Bank Islam Malaysia Bhd believes Budget 2021, which will be tabled on November 6, will be formulated to take into account the current economic situation that is still fragile even though it has shown encouraging signs of recovery.
Chief executive officer Mohd Muazzam Mohamad said the Government’s recent move to increase its debt ceiling from 55 per cent of the Gross Domestic Product (GDP) to 60 per cent, would definitely give it some flexibility to manoeuvre an expanded fiscal policy to further boost the economic recovery.
“With that, the steps to be introduced is hoped to be able to help reduce the burden of businesses and Malaysians in general, particularly those in the Bottom 40 per cent income group (B40) and the Middle 40 per cent group (M40).
“Besides that, emphasis on capacity building specifically on upskilling exercise as well to create job opportunities should also be the main focus of the upcoming Budget,” he told Bernama.
Bank Islam has projected the country’s GDP for 2021 to grow at 6.2 per cent compared with an expected contraction of 4.0 per cent this year due to the impact of the COVID1-19 pandemic.
On the back of this scenario, Mohd Muazzam said for Budget 2021, the bank expected the Government to consider increasing the expenditure to stimulate the growth of economic sectors and people who are still affected by the pandemic.
“Focus must be given to minimise the effects of the pandemic on Small and Medium Enterprises (SME) and individuals that have lost their source of income,” he said.
Citing the Statistics Department report that the country’s unemployment rate in August 2020 was at 4.7 per cent or 741,600 individuals who are not working, he said it showed that the country is not operating at full employment.
On that note, he opined the Wage Subsidy Programme (WSP) must be continued to further incentivise the employers in the SME sector to maintain their workers.
Apart from that, Bank Islam also wished to see Budget 2021 prioritising an increase in entrepreneurial training and explore the potential of agrofood sector.
“The retraining programme for entrepreneurs must be widened to encourage the people affected by COVID-19 to join the business segment.
“One of the potential sectors that encourage entrepreneurial activity is the agrofood sector. This is because the country depends a lot on imported produce to fulfil domestic demand,” he said.
In 2019, the total import of agrofood amounted to RM51.5 billion while exports was about RM24.1 billion, showing a trade deficit of RM17.4 billion for this sector, he said.
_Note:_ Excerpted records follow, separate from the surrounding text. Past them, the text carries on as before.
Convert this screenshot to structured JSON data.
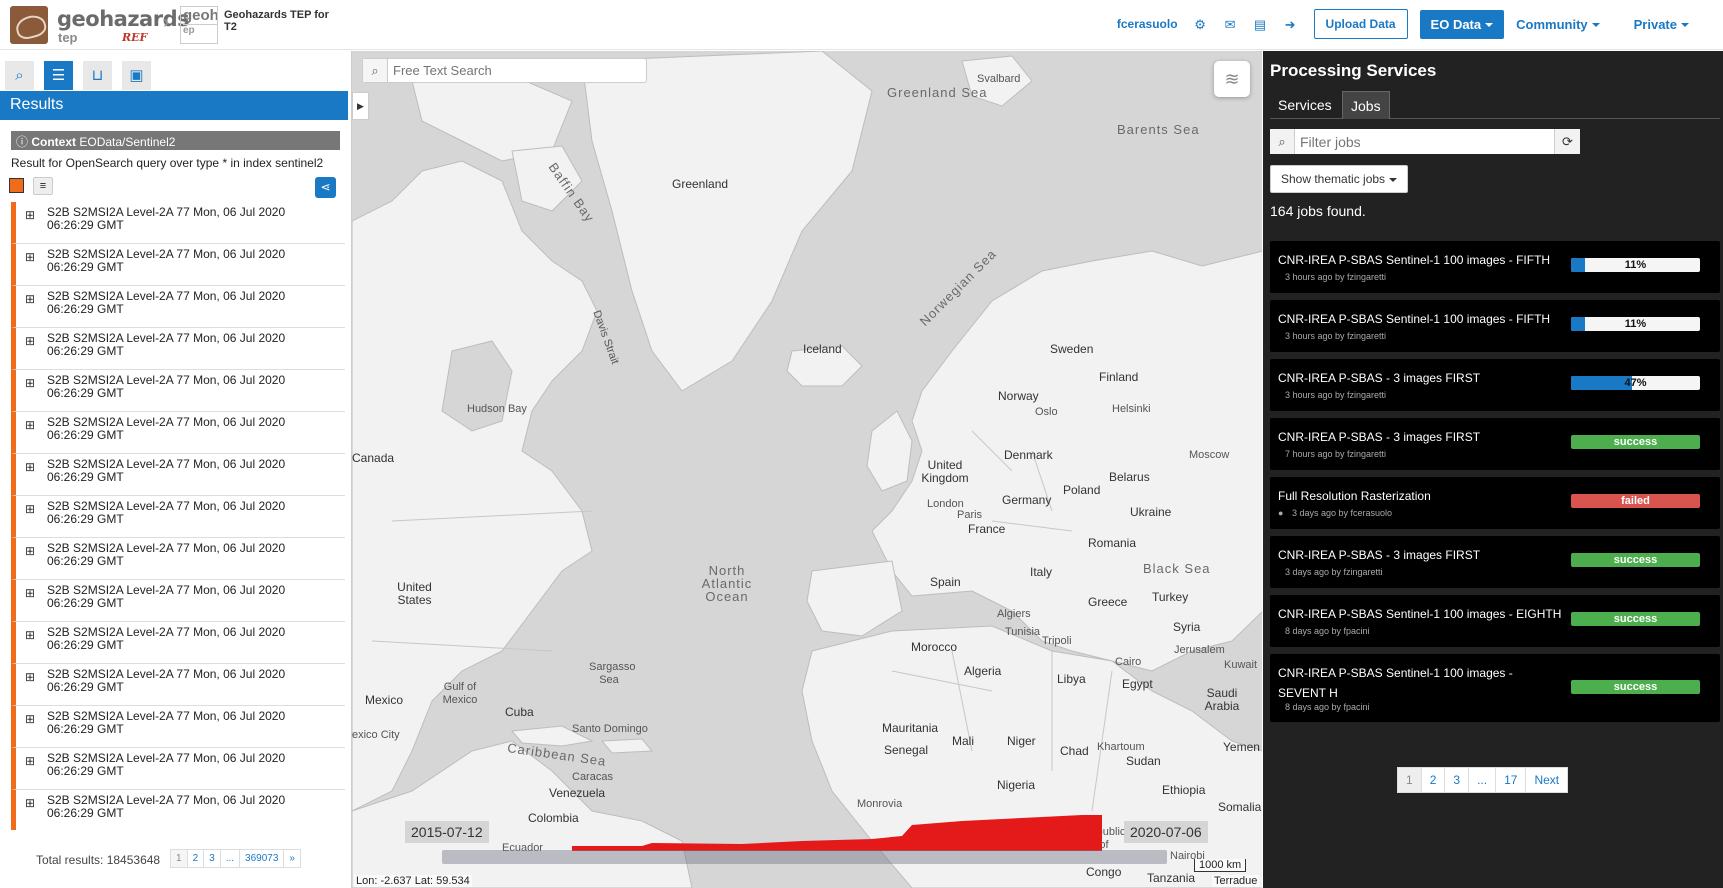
{
  "header": {
    "logo_name": "geohazards",
    "logo_sub": "tep",
    "logo_ref": "REF",
    "small_logo_line1": "geoh",
    "small_logo_line2": "ep",
    "tep_title": "Geohazards TEP for T2",
    "user": "fcerasuolo",
    "upload_label": "Upload Data",
    "eodata_label": "EO Data",
    "community_label": "Community",
    "private_label": "Private",
    "accent_color": "#1a79c5"
  },
  "left": {
    "results_title": "Results",
    "context_label": "Context",
    "context_value": "EOData/Sentinel2",
    "context_desc": "Result for OpenSearch query over type * in index sentinel2",
    "results": [
      {
        "title": "S2B S2MSI2A Level-2A 77 Mon, 06 Jul 2020 06:26:29 GMT"
      },
      {
        "title": "S2B S2MSI2A Level-2A 77 Mon, 06 Jul 2020 06:26:29 GMT"
      },
      {
        "title": "S2B S2MSI2A Level-2A 77 Mon, 06 Jul 2020 06:26:29 GMT"
      },
      {
        "title": "S2B S2MSI2A Level-2A 77 Mon, 06 Jul 2020 06:26:29 GMT"
      },
      {
        "title": "S2B S2MSI2A Level-2A 77 Mon, 06 Jul 2020 06:26:29 GMT"
      },
      {
        "title": "S2B S2MSI2A Level-2A 77 Mon, 06 Jul 2020 06:26:29 GMT"
      },
      {
        "title": "S2B S2MSI2A Level-2A 77 Mon, 06 Jul 2020 06:26:29 GMT"
      },
      {
        "title": "S2B S2MSI2A Level-2A 77 Mon, 06 Jul 2020 06:26:29 GMT"
      },
      {
        "title": "S2B S2MSI2A Level-2A 77 Mon, 06 Jul 2020 06:26:29 GMT"
      },
      {
        "title": "S2B S2MSI2A Level-2A 77 Mon, 06 Jul 2020 06:26:29 GMT"
      },
      {
        "title": "S2B S2MSI2A Level-2A 77 Mon, 06 Jul 2020 06:26:29 GMT"
      },
      {
        "title": "S2B S2MSI2A Level-2A 77 Mon, 06 Jul 2020 06:26:29 GMT"
      },
      {
        "title": "S2B S2MSI2A Level-2A 77 Mon, 06 Jul 2020 06:26:29 GMT"
      },
      {
        "title": "S2B S2MSI2A Level-2A 77 Mon, 06 Jul 2020 06:26:29 GMT"
      },
      {
        "title": "S2B S2MSI2A Level-2A 77 Mon, 06 Jul 2020 06:26:29 GMT"
      }
    ],
    "total_label": "Total results: 18453648",
    "pager": [
      "1",
      "2",
      "3",
      "...",
      "369073",
      "»"
    ],
    "result_color": "#f06b1a"
  },
  "map": {
    "search_placeholder": "Free Text Search",
    "timeline_start": "2015-07-12",
    "timeline_end": "2020-07-06",
    "scale": "1000 km",
    "coords": "Lon: -2.637 Lat: 59.534",
    "attribution": "Terradue",
    "labels": {
      "greenland_sea": "Greenland Sea",
      "svalbard": "Svalbard",
      "barents_sea": "Barents Sea",
      "greenland": "Greenland",
      "baffin_bay": "Baffin Bay",
      "norwegian_sea": "Norwegian Sea",
      "davis_strait": "Davis Strait",
      "iceland": "Iceland",
      "sweden": "Sweden",
      "finland": "Finland",
      "norway": "Norway",
      "oslo": "Oslo",
      "helsinki": "Helsinki",
      "hudson_bay": "Hudson Bay",
      "canada": "Canada",
      "denmark": "Denmark",
      "moscow": "Moscow",
      "united_kingdom": "United Kingdom",
      "london": "London",
      "poland": "Poland",
      "belarus": "Belarus",
      "germany": "Germany",
      "ukraine": "Ukraine",
      "paris": "Paris",
      "france": "France",
      "romania": "Romania",
      "black_sea": "Black Sea",
      "italy": "Italy",
      "spain": "Spain",
      "greece": "Greece",
      "turkey": "Turkey",
      "north_atlantic": "North Atlantic Ocean",
      "united_states": "United States",
      "algiers": "Algiers",
      "tunisia": "Tunisia",
      "tripoli": "Tripoli",
      "syria": "Syria",
      "jerusalem": "Jerusalem",
      "morocco": "Morocco",
      "algeria": "Algeria",
      "libya": "Libya",
      "egypt": "Egypt",
      "cairo": "Cairo",
      "kuwait": "Kuwait",
      "saudi_arabia": "Saudi Arabia",
      "sargasso_sea": "Sargasso Sea",
      "gulf_of_mexico": "Gulf of Mexico",
      "mexico": "Mexico",
      "cuba": "Cuba",
      "mauritania": "Mauritania",
      "mali": "Mali",
      "niger": "Niger",
      "chad": "Chad",
      "sudan": "Sudan",
      "khartoum": "Khartoum",
      "yemen": "Yemen",
      "santo_domingo": "Santo Domingo",
      "mexico_city": "exico City",
      "caribbean_sea": "Caribbean Sea",
      "senegal": "Senegal",
      "nigeria": "Nigeria",
      "ethiopia": "Ethiopia",
      "caracas": "Caracas",
      "venezuela": "Venezuela",
      "monrovia": "Monrovia",
      "colombia": "Colombia",
      "somalia": "Somalia",
      "ecuador": "Ecuador",
      "republic": "Republic of",
      "nairobi": "Nairobi",
      "congo": "Congo",
      "tanzania": "Tanzania"
    }
  },
  "processing": {
    "title": "Processing Services",
    "tabs": [
      "Services",
      "Jobs"
    ],
    "filter_placeholder": "Filter jobs",
    "thematic_label": "Show thematic jobs",
    "jobs_count": "164 jobs found.",
    "jobs": [
      {
        "title": "CNR-IREA P-SBAS Sentinel-1 100 images - FIFTH",
        "meta": "3 hours ago by fzingaretti",
        "status": "11%",
        "kind": "progress",
        "progress": 0.11
      },
      {
        "title": "CNR-IREA P-SBAS Sentinel-1 100 images - FIFTH",
        "meta": "3 hours ago by fzingaretti",
        "status": "11%",
        "kind": "progress",
        "progress": 0.11
      },
      {
        "title": "CNR-IREA P-SBAS - 3 images FIRST",
        "meta": "3 hours ago by fzingaretti",
        "status": "47%",
        "kind": "progress",
        "progress": 0.47
      },
      {
        "title": "CNR-IREA P-SBAS - 3 images FIRST",
        "meta": "7 hours ago by fzingaretti",
        "status": "success",
        "kind": "success"
      },
      {
        "title": "Full Resolution Rasterization",
        "meta": "3 days ago by fcerasuolo",
        "status": "failed",
        "kind": "failed",
        "user_icon": true
      },
      {
        "title": "CNR-IREA P-SBAS - 3 images FIRST",
        "meta": "3 days ago by fzingaretti",
        "status": "success",
        "kind": "success"
      },
      {
        "title": "CNR-IREA P-SBAS Sentinel-1 100 images - EIGHTH",
        "meta": "8 days ago by fpacini",
        "status": "success",
        "kind": "success"
      },
      {
        "title": "CNR-IREA P-SBAS Sentinel-1 100 images - SEVENT H",
        "meta": "8 days ago by fpacini",
        "status": "success",
        "kind": "success",
        "tall": true
      }
    ],
    "pager": [
      "1",
      "2",
      "3",
      "...",
      "17",
      "Next"
    ]
  }
}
Mohd Muazzam also highlighted that the self sufficiency ratio for some main agrofood products was low, among them ginger and chilli, which were at 16.2 per cent and 30.8 per cent, respectively, in 2019, while the lamb and beef produce were at 12.1 per cent and 23.7 per cent, respectively.
“Bank Islam sees this situation as a chance for those affected to join in the agriculture segment due to high demand.
“If this is run properly, Malaysia can produce more entrepreneurs who are competitive, as well as guaranteeing the improvement in the country’s food security,” he said.
In another development, he said Bank Islam would also like to see more efforts to integrate the Islamic economic system into the mainstream economy to further drive economic growth.
In this context, Bank Islam’s iTEKAD, a micro financing programme designed to help finance micro industries and individuals under B40 and asnaf to achieve sustainable income and financial resiliency in facing the impact of COVID-19 pandemic, must be widened to other states, he said.
Bank Islam, which initiates this programme, are working together with the implementation partners such as the State Islamic Religious Councils (MAIN) to help these eligible micro entrepreneurs, he added.
This is to ensure a more inclusive economic recovery as the programme was designed to combine with social financial funds such as zakat or sadaqah (charity) especially for the purchase of equipment and tools for the recipients.
“However, the expansion of iTEKAD needs the encouragement from the Government so that MAIN can work together with Bank Islam, which is ready to mediate with the councils to ensure that the programme in all states will realise its economic advantages,” he said.
On the other hand, Bank Islam also hopes that the Government will put in motion the incentive mechanism for tax waiver for the payment of cash waqf which was announced in Budget 2020.
“However, despite the announcement by the previous Finance Minister, the implementation at the Ministry level and Inland Revenue Board has yet to materialise,” he said.
“The tax waiver incentive can drive the growth of cash waqf industries which later can be channelled into projects that can improve economic competitiveness.
“Bank Islam sees this agenda as an effort that can play an important role in improving the people’s economy in Malaysia. It is inclusive and capable of playing a complementary role to the fiscal policy if the funds collected can reach a critical mass,” he added. — BERNAMA